These maps are intended to combine data from the U.S. Environmental Protection Agency (EPA) and the Oregon Department of Environmental Quality (DEQ) in order to display potential contaminant source points in relation to other known features within the Tualatin River watershed. The 712-square-mile Tualatin River watershed in northwest Oregon and the northern Willamette Valley contains a mix of urban industrial, commercial, and residential land use and rural industrial, agricultural and residential land use. Also located within the watershed is the Tualatin River National Wildlife Refuge, one of the only urban national wildlife refuges in the United States. The refuge is home to nearly 200 bird species, more than 50 mammal species, 25 species of reptiles and amphibians, and numerous fish, insects and plants.

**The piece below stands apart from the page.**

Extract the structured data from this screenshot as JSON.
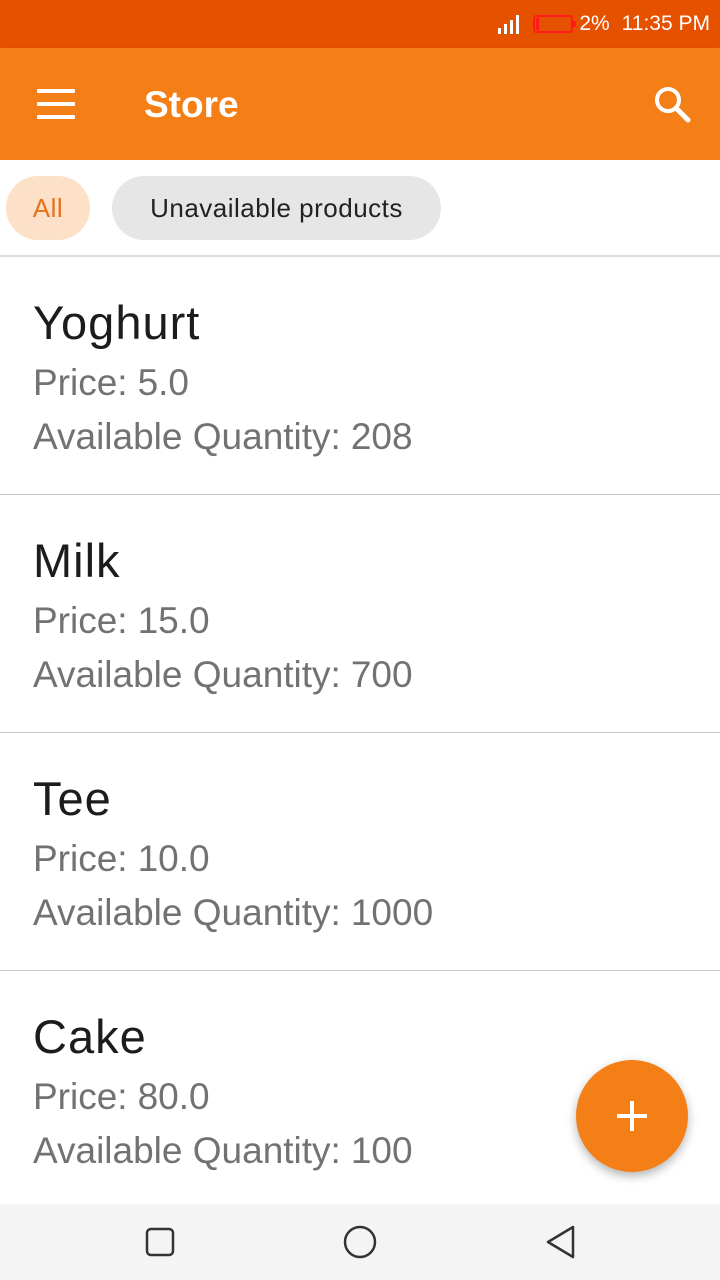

The 2001 U.S. Census estimated the watershed's human population at 450,000, and the Tualatin River Watershed Council estimates its land use as 15 percent urban, 35 percent agriculture, and 50 percent forestry. The Tualatin River is approximately 83 miles long, stretching from the Oregon Coast Range east to the Willamette River. Ninety-three percent of the land within the watershed boundary is privately owned. The Oregon DEQ in 2001 identified water quality issues within the watershed to include excess oxygen-consuming organics and ammonia, temperature, bacteria, and excess phosphorus. More information about the watershed.